[EXTRACTED INFORMATION]

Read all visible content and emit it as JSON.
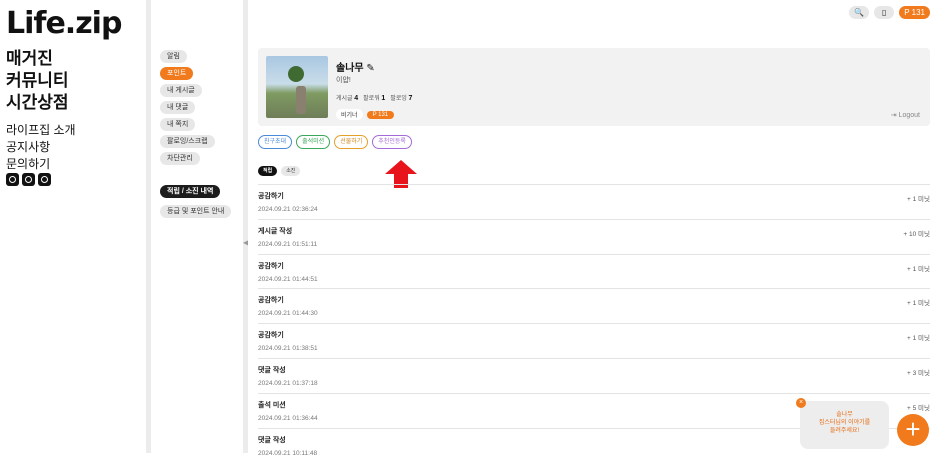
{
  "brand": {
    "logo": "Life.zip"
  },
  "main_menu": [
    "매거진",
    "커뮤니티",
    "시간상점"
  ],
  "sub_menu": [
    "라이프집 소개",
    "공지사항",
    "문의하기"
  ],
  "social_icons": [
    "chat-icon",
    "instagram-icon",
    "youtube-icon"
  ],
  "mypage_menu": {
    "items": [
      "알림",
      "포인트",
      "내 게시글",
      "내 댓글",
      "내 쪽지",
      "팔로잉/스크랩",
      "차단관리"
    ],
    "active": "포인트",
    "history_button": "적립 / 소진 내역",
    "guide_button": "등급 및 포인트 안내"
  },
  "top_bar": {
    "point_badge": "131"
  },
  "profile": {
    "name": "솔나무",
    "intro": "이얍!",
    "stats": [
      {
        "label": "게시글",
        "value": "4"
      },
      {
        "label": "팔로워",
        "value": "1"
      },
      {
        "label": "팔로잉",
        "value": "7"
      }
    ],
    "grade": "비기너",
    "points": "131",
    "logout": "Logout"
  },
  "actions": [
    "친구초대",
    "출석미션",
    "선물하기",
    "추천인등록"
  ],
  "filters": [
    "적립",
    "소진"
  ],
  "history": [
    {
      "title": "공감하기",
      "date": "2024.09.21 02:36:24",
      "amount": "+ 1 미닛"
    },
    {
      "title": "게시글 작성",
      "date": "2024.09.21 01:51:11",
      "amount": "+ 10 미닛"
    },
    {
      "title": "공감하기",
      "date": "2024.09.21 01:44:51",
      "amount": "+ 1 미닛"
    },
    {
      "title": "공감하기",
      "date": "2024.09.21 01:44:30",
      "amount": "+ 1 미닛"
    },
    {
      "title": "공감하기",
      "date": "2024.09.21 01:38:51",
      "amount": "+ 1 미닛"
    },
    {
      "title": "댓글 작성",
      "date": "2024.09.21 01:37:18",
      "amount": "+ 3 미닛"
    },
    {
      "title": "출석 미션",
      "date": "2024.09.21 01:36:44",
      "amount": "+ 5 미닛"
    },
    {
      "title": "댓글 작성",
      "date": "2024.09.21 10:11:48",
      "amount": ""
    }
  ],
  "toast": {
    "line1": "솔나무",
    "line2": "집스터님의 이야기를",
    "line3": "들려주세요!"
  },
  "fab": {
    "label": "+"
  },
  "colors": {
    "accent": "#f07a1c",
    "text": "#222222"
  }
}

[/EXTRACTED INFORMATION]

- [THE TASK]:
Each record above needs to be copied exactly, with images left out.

- [REPLY TO THE TASK]:
Read all visible content and emit it as JSON.
{
  "brand": {
    "logo": "Life.zip"
  },
  "main_menu": [
    "매거진",
    "커뮤니티",
    "시간상점"
  ],
  "sub_menu": [
    "라이프집 소개",
    "공지사항",
    "문의하기"
  ],
  "social_icons": [
    "chat-icon",
    "instagram-icon",
    "youtube-icon"
  ],
  "mypage_menu": {
    "items": [
      "알림",
      "포인트",
      "내 게시글",
      "내 댓글",
      "내 쪽지",
      "팔로잉/스크랩",
      "차단관리"
    ],
    "active": "포인트",
    "history_button": "적립 / 소진 내역",
    "guide_button": "등급 및 포인트 안내"
  },
  "top_bar": {
    "point_badge": "131"
  },
  "profile": {
    "name": "솔나무",
    "intro": "이얍!",
    "stats": [
      {
        "label": "게시글",
        "value": "4"
      },
      {
        "label": "팔로워",
        "value": "1"
      },
      {
        "label": "팔로잉",
        "value": "7"
      }
    ],
    "grade": "비기너",
    "points": "131",
    "logout": "Logout"
  },
  "actions": [
    "친구초대",
    "출석미션",
    "선물하기",
    "추천인등록"
  ],
  "filters": [
    "적립",
    "소진"
  ],
  "history": [
    {
      "title": "공감하기",
      "date": "2024.09.21 02:36:24",
      "amount": "+ 1 미닛"
    },
    {
      "title": "게시글 작성",
      "date": "2024.09.21 01:51:11",
      "amount": "+ 10 미닛"
    },
    {
      "title": "공감하기",
      "date": "2024.09.21 01:44:51",
      "amount": "+ 1 미닛"
    },
    {
      "title": "공감하기",
      "date": "2024.09.21 01:44:30",
      "amount": "+ 1 미닛"
    },
    {
      "title": "공감하기",
      "date": "2024.09.21 01:38:51",
      "amount": "+ 1 미닛"
    },
    {
      "title": "댓글 작성",
      "date": "2024.09.21 01:37:18",
      "amount": "+ 3 미닛"
    },
    {
      "title": "출석 미션",
      "date": "2024.09.21 01:36:44",
      "amount": "+ 5 미닛"
    },
    {
      "title": "댓글 작성",
      "date": "2024.09.21 10:11:48",
      "amount": ""
    }
  ],
  "toast": {
    "line1": "솔나무",
    "line2": "집스터님의 이야기를",
    "line3": "들려주세요!"
  },
  "fab": {
    "label": "+"
  },
  "colors": {
    "accent": "#f07a1c",
    "text": "#222222"
  }
}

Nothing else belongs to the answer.